Mr Bush on the other hand seems to believe in fair play just for the Americans, which is very disturbing and amoral. He has the guns, he has the men, he has the money too. His desire to use them strikes us as forward. Typically American we sigh, always showing off about his F-18’s, his Apache strike helicopters and battlefield nuke capability. So lacking in reticence.
If Bush must use his overwhelming military might, could he not at least look a bit embarrassed about it? “Oh, what’s this?” he might say to the putative dictator, “the Sixth fleet?, gosh. Who would have thought. Sixth? Isn’t five enough? I’m terribly sorry about this, but I’ve got nowhere else to put it, so it’s going to have to be outside your capital. I hope you’re not too put out by the ten capital ships, air capability greater than your entire Air force, 200 nuclear warheads and 25 support ships, and I promise we’ll try not to make too much noise over your presidential palace when testing our computer controlled cruise missiles. Amazing thingummies, these missiles. Apparently, accurate to within 10 meters, so rest easy, it should be fairly simple to avoid having it slam into your bedroom, old boy”
Of course, people very much disagree with Mr Bush on issues of substance. I myself would happily demonstrate against him on the basis that he has piled idiocy upon idiocy since his correct decision to depose Saddam Hussein and seems committed to adding a few more idiocies to the ever-growing pile. These are topics for another time. On matters of style at least, If he was a little less, well, how to say this?
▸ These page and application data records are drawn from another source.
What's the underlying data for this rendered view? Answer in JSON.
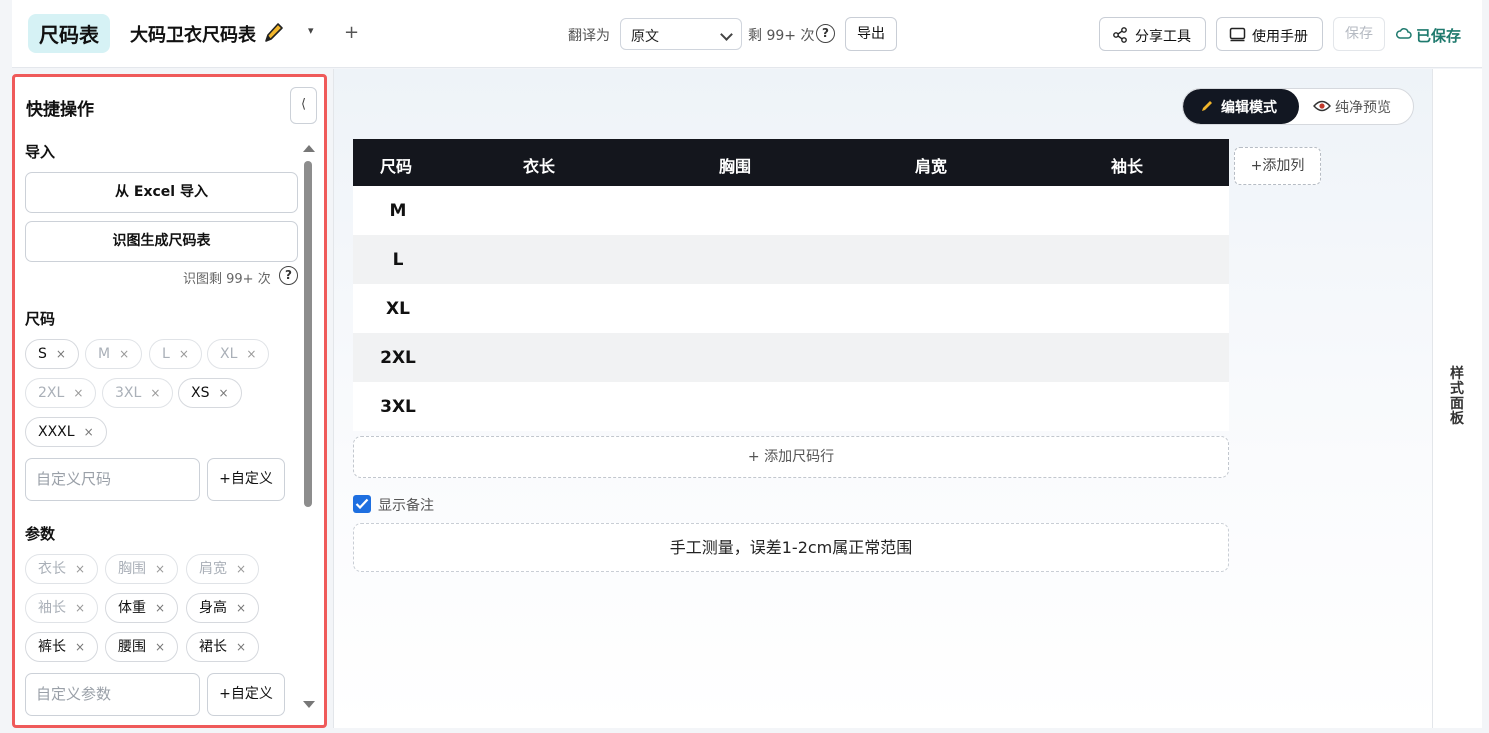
{
  "app": {
    "logo_text": "尺码表",
    "doc_title": "大码卫衣尺码表",
    "plus_label": "+",
    "caret_label": "▾"
  },
  "translate": {
    "label": "翻译为",
    "selected": "原文",
    "remaining": "剩 99+ 次",
    "help": "?"
  },
  "toolbar": {
    "export_label": "导出",
    "share_label": "分享工具",
    "manual_label": "使用手册",
    "save_label": "保存",
    "saved_status": "已保存"
  },
  "sidebar": {
    "title": "快捷操作",
    "collapse_label": "⟨",
    "import": {
      "title": "导入",
      "excel_button": "从 Excel 导入",
      "ocr_button": "识图生成尺码表",
      "ocr_remaining": "识图剩 99+ 次",
      "help": "?"
    },
    "sizes": {
      "title": "尺码",
      "chips": [
        {
          "label": "S",
          "active": true
        },
        {
          "label": "M",
          "active": false
        },
        {
          "label": "L",
          "active": false
        },
        {
          "label": "XL",
          "active": false
        },
        {
          "label": "2XL",
          "active": false
        },
        {
          "label": "3XL",
          "active": false
        },
        {
          "label": "XS",
          "active": true
        },
        {
          "label": "XXXL",
          "active": true
        }
      ],
      "custom_placeholder": "自定义尺码",
      "custom_button": "+自定义"
    },
    "params": {
      "title": "参数",
      "chips": [
        {
          "label": "衣长",
          "active": false
        },
        {
          "label": "胸围",
          "active": false
        },
        {
          "label": "肩宽",
          "active": false
        },
        {
          "label": "袖长",
          "active": false
        },
        {
          "label": "体重",
          "active": true
        },
        {
          "label": "身高",
          "active": true
        },
        {
          "label": "裤长",
          "active": true
        },
        {
          "label": "腰围",
          "active": true
        },
        {
          "label": "裙长",
          "active": true
        }
      ],
      "custom_placeholder": "自定义参数",
      "custom_button": "+自定义"
    },
    "chip_remove": "×"
  },
  "mode": {
    "edit_label": "编辑模式",
    "preview_label": "纯净预览"
  },
  "table": {
    "headers": [
      "尺码",
      "衣长",
      "胸围",
      "肩宽",
      "袖长"
    ],
    "rows": [
      "M",
      "L",
      "XL",
      "2XL",
      "3XL"
    ],
    "add_column": "+添加列",
    "add_row": "+ 添加尺码行"
  },
  "notes": {
    "show_label": "显示备注",
    "checked": true,
    "text": "手工测量，误差1-2cm属正常范围"
  },
  "right_rail": {
    "label": "样式面板"
  },
  "colors": {
    "accent_teal": "#d6f2f5",
    "saved_green": "#1f7a6e",
    "table_header": "#14161d",
    "highlight_border": "#ef5a5a",
    "checkbox_blue": "#1e6fe0"
  }
}
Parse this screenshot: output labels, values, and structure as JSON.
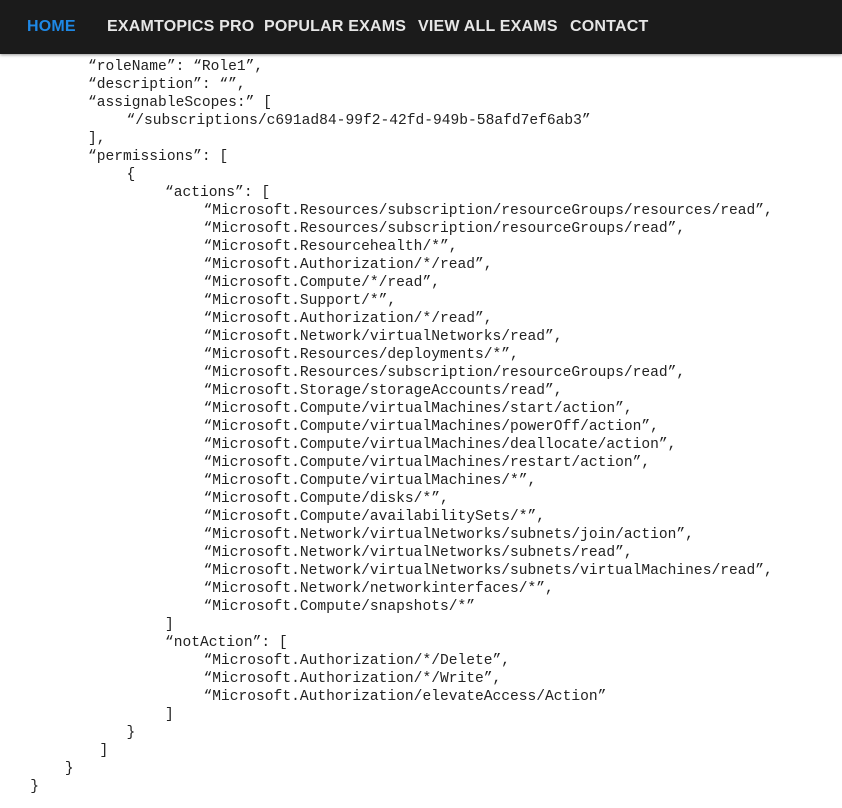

A little less American. Perhaps, a little more…
It would be so much easier. We’d even forgive him for the cowboy boots.”